Extracted entries:
__________

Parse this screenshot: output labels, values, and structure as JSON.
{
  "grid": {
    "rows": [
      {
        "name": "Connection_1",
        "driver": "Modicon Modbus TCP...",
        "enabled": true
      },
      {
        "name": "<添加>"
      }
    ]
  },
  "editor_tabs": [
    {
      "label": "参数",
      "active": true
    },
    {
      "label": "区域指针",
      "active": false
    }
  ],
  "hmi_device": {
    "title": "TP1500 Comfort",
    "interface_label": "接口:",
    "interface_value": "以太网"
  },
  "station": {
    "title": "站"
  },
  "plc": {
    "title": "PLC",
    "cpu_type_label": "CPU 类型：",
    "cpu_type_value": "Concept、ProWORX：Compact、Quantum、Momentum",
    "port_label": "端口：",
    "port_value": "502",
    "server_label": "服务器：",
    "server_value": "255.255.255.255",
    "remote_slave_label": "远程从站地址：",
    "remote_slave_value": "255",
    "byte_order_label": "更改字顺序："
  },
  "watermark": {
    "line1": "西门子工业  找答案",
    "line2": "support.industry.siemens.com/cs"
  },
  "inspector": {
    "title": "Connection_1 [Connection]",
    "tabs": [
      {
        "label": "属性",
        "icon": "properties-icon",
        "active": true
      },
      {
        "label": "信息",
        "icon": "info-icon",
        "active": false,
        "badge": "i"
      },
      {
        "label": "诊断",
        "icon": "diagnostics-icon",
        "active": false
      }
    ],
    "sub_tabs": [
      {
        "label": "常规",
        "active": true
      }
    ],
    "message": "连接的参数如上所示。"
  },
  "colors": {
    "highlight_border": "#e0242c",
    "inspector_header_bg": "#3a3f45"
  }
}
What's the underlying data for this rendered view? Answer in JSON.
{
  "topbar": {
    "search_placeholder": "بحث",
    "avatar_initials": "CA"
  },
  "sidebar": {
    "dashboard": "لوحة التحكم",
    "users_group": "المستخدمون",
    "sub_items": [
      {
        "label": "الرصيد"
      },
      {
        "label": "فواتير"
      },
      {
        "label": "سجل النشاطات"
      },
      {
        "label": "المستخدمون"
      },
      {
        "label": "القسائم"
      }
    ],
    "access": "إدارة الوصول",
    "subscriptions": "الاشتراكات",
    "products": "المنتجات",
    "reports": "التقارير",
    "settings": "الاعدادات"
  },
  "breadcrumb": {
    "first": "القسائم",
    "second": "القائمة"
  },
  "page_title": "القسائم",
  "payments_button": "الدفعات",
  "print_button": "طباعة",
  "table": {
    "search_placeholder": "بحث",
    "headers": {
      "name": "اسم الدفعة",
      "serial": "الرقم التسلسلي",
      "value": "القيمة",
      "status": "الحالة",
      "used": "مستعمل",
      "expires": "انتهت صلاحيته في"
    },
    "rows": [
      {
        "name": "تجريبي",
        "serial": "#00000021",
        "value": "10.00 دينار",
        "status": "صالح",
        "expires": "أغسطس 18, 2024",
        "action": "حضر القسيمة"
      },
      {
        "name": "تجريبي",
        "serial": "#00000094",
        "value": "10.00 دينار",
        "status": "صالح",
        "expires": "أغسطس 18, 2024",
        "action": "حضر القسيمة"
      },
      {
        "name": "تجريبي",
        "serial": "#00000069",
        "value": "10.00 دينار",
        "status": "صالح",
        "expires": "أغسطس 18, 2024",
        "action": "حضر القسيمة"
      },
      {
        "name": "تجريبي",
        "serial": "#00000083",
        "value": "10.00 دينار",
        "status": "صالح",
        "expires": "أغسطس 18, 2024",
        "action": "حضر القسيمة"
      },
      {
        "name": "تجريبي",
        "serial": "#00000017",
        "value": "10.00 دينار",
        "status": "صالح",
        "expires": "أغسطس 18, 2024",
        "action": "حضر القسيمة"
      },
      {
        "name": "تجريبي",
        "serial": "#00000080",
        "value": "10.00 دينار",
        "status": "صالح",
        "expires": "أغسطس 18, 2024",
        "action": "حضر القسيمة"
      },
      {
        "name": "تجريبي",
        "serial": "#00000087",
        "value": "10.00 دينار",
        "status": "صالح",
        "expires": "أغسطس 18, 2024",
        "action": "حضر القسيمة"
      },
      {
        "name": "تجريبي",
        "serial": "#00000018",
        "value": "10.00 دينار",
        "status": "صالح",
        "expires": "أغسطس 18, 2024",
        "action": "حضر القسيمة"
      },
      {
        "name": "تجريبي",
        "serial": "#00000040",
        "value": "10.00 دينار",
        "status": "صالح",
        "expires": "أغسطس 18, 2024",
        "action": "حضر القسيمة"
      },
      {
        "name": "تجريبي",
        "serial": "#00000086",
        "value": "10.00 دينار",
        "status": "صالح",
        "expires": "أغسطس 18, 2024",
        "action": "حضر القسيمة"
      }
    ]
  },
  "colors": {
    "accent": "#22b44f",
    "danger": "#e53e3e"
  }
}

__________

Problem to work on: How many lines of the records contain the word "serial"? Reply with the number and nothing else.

Completed exercise: 11